Poliomyelitis vaccine. Surgical treatment of macular degeneration. The potential of paraplegics to walk again. Treatment of Parkinson’s disease. Antivirals to treat or prevent HIV. Vaccines against covid19.

Each of these life-saving medical advances is rooted in research involving non-human primates, most often apes. Yet the scientists conducting this critical work have been harassed and threatened. We face calls for research on primates to be limited or even banned, which would have disastrous scientific consequences. These voices are few in number, but they are strong and the potential costs of listening to them are high.

Non-human primates will be essential to our efforts to understand the long-term effects of Covid-19. Estimates suggest that 10-30% of individuals may experience a long period of Covid after initial recovery. The National Institutes of Health must fund research that seeks to explain the neurological impacts of long Covid, and that must include projects using non-human primate models.

In the scary early days of the pandemic, infectious disease experts turned to primate research to understand how the disease attacked the body, and then to develop the Covid-19 vaccine. As early as May 2020, studies were published show that primates could develop immunity against Covid-19, establishing in record time that vaccines could be an effective tool to control the spread of SARS-CoV2. More than a dozen candidate vaccines have been tested in monkeys to determine their safety and effectiveness. Critically, the scientists built on previous research that showed an mRNA vaccine offered protection to primates against the Zika virus. This past experience helped lay the groundwork for the development of Covid-19 mRNA vaccines, the fastest vaccines ever created.

Going forward, primate research will help us understand whether specific groups, such as the elderly, are more likely to develop long Covid. My team and others have early research suggesting that the virus can travel to the brain through a person’s nose and potentially cause lasting neurological problems, such as brain fog, loss or distortion of smell, anxiety, depression, difficulty concentrating and headaches, as reported in patients. Even more worrying is the risk that the pandemic will lead to an increase in cases of Alzheimer’s or Parkinson’s. Powerful monkey models of Covid-19 will be needed to sort out such a potential link.

We are only at the very beginning of understanding the long Covid, and we must put all of our tools — including increased federal funding — to work on unraveling its mysteries. Providing additional federal funding for non-human primate research will help accelerate this critical research, giving us much-needed answers about the long Covid sooner.

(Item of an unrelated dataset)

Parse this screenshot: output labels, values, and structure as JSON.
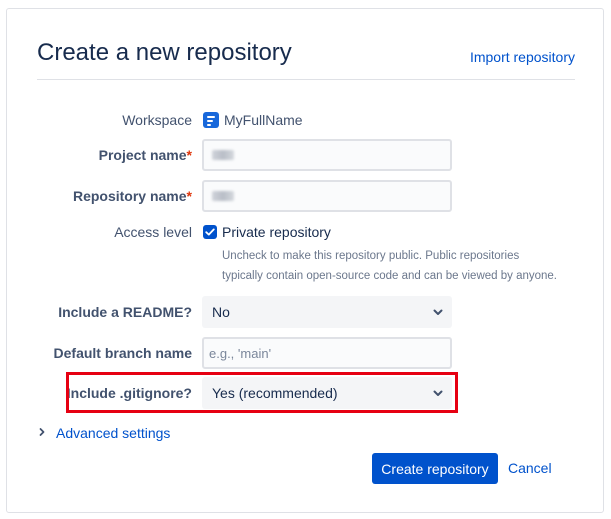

My colleagues and I are committed to conducting our research in an ethical and humane manner. Over the four decades that I have conducted primate research, our protocols have continually evolved to improve the welfare of monkeys. They live in public housing, except in rare cases where scientific protocol requires isolation. We are careful to respect and maintain the natural hierarchies of the colonies. We provide them with food supplements and dental and eye care, and we work to reduce their stress levels. Additionally, before any research on non-human primates can take place, it must be approved by an institutional animal care and use committee, a committee of veterinarians, scientists, and lay members of the community.

What hasn’t changed since I started my career in primate research? Apes’ similarities to humans continue to make them essential partners in our quest for new discoveries directly relevant to human health. More than 100,000 patients with Parkinson’s disease have benefited from deep brain stimulation, a therapy developed through research on monkeys. What’s more, researchers have even implanted electrodes in the brains and spines of paralyzed monkeys, allowing them to walk again. This research is already being applied to humans, potentially enabling paraplegics to walk. What was once considered impossible could become standard medical procedure.

For us to achieve this bright future, we must recruit the best young scientists to join the field, and not fear that they will be vilified for conducting vital research. We need the support of lawmakers who rightly announce life-saving medical advances every day.

Anything else risks missing out on vital advances that could benefit millions of people around the world.

Photo: BeritK, Getty Images